Work to complete —
Your output must consist of the records printed verbatim, with the pictures excluded.

Page and application data records —
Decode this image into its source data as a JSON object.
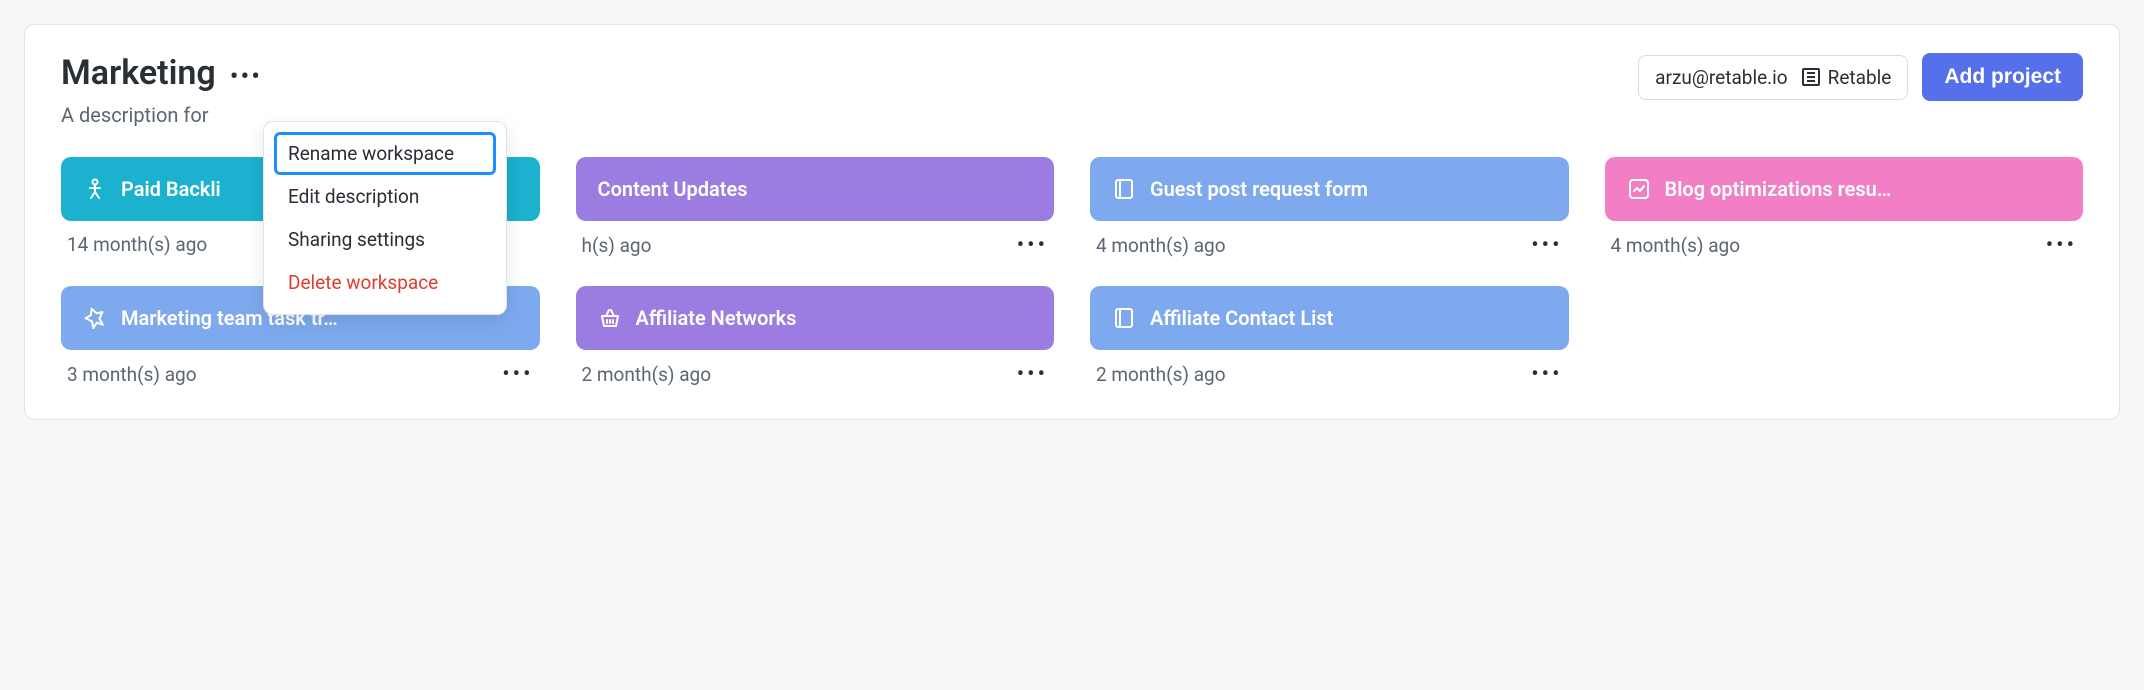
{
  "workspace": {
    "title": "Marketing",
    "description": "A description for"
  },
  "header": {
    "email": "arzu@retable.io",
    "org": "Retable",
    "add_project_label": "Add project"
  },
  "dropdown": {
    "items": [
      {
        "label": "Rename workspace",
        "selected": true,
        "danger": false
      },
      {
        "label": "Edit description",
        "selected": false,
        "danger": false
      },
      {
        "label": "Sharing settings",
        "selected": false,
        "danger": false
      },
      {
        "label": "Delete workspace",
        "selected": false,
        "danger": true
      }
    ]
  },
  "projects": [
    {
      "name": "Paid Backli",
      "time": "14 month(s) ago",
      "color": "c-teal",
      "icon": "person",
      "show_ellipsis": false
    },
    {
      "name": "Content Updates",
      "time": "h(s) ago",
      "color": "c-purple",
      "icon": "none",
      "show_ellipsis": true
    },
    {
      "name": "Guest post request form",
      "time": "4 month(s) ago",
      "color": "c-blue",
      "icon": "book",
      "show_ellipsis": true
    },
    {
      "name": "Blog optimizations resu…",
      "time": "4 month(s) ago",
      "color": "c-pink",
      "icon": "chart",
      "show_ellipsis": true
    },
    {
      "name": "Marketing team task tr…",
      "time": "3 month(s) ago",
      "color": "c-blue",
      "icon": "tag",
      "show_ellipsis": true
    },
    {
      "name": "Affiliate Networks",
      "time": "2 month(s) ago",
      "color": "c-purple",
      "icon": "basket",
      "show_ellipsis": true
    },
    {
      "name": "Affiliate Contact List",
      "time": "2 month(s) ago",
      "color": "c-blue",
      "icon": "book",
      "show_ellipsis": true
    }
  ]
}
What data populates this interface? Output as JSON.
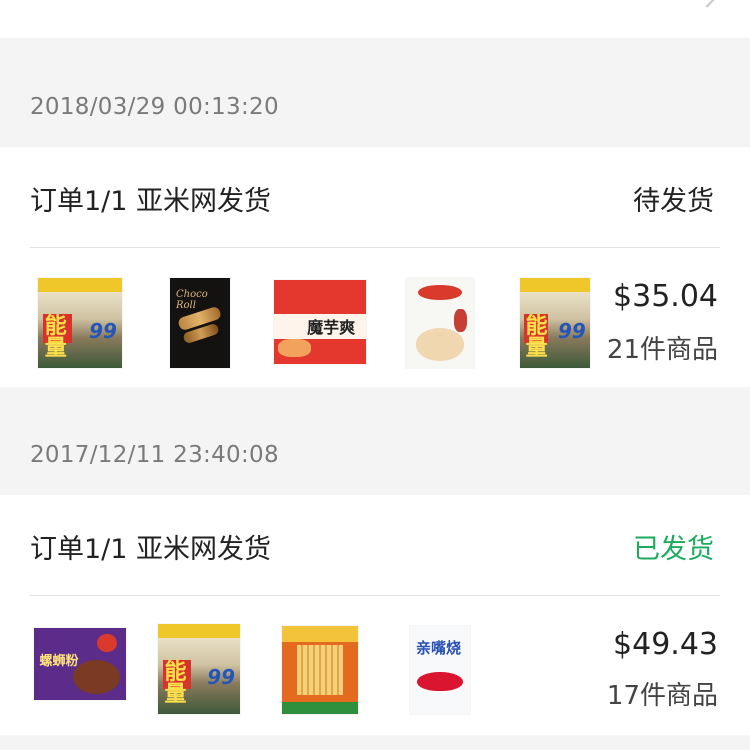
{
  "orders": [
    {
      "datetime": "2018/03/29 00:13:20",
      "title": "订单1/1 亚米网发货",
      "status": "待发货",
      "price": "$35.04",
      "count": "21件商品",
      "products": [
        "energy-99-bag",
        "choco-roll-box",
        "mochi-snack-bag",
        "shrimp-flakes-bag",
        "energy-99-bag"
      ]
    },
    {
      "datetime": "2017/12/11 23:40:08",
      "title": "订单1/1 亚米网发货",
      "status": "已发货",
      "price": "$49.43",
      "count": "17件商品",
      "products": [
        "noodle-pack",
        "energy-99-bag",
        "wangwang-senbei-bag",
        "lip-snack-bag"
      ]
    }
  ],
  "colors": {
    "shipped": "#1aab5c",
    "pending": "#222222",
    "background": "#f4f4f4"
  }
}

Exercise result —
Decode this image into its source data as a JSON object.
{
  "workspace": {
    "title": "Marketing",
    "description": "A description for"
  },
  "header": {
    "email": "arzu@retable.io",
    "org": "Retable",
    "add_project_label": "Add project"
  },
  "dropdown": {
    "items": [
      {
        "label": "Rename workspace",
        "selected": true,
        "danger": false
      },
      {
        "label": "Edit description",
        "selected": false,
        "danger": false
      },
      {
        "label": "Sharing settings",
        "selected": false,
        "danger": false
      },
      {
        "label": "Delete workspace",
        "selected": false,
        "danger": true
      }
    ]
  },
  "projects": [
    {
      "name": "Paid Backli",
      "time": "14 month(s) ago",
      "color": "c-teal",
      "icon": "person",
      "show_ellipsis": false
    },
    {
      "name": "Content Updates",
      "time": "h(s) ago",
      "color": "c-purple",
      "icon": "none",
      "show_ellipsis": true
    },
    {
      "name": "Guest post request form",
      "time": "4 month(s) ago",
      "color": "c-blue",
      "icon": "book",
      "show_ellipsis": true
    },
    {
      "name": "Blog optimizations resu…",
      "time": "4 month(s) ago",
      "color": "c-pink",
      "icon": "chart",
      "show_ellipsis": true
    },
    {
      "name": "Marketing team task tr…",
      "time": "3 month(s) ago",
      "color": "c-blue",
      "icon": "tag",
      "show_ellipsis": true
    },
    {
      "name": "Affiliate Networks",
      "time": "2 month(s) ago",
      "color": "c-purple",
      "icon": "basket",
      "show_ellipsis": true
    },
    {
      "name": "Affiliate Contact List",
      "time": "2 month(s) ago",
      "color": "c-blue",
      "icon": "book",
      "show_ellipsis": true
    }
  ]
}
What data populates this interface? Output as JSON.
{
  "orders": [
    {
      "datetime": "2018/03/29 00:13:20",
      "title": "订单1/1 亚米网发货",
      "status": "待发货",
      "price": "$35.04",
      "count": "21件商品",
      "products": [
        "energy-99-bag",
        "choco-roll-box",
        "mochi-snack-bag",
        "shrimp-flakes-bag",
        "energy-99-bag"
      ]
    },
    {
      "datetime": "2017/12/11 23:40:08",
      "title": "订单1/1 亚米网发货",
      "status": "已发货",
      "price": "$49.43",
      "count": "17件商品",
      "products": [
        "noodle-pack",
        "energy-99-bag",
        "wangwang-senbei-bag",
        "lip-snack-bag"
      ]
    }
  ],
  "colors": {
    "shipped": "#1aab5c",
    "pending": "#222222",
    "background": "#f4f4f4"
  }
}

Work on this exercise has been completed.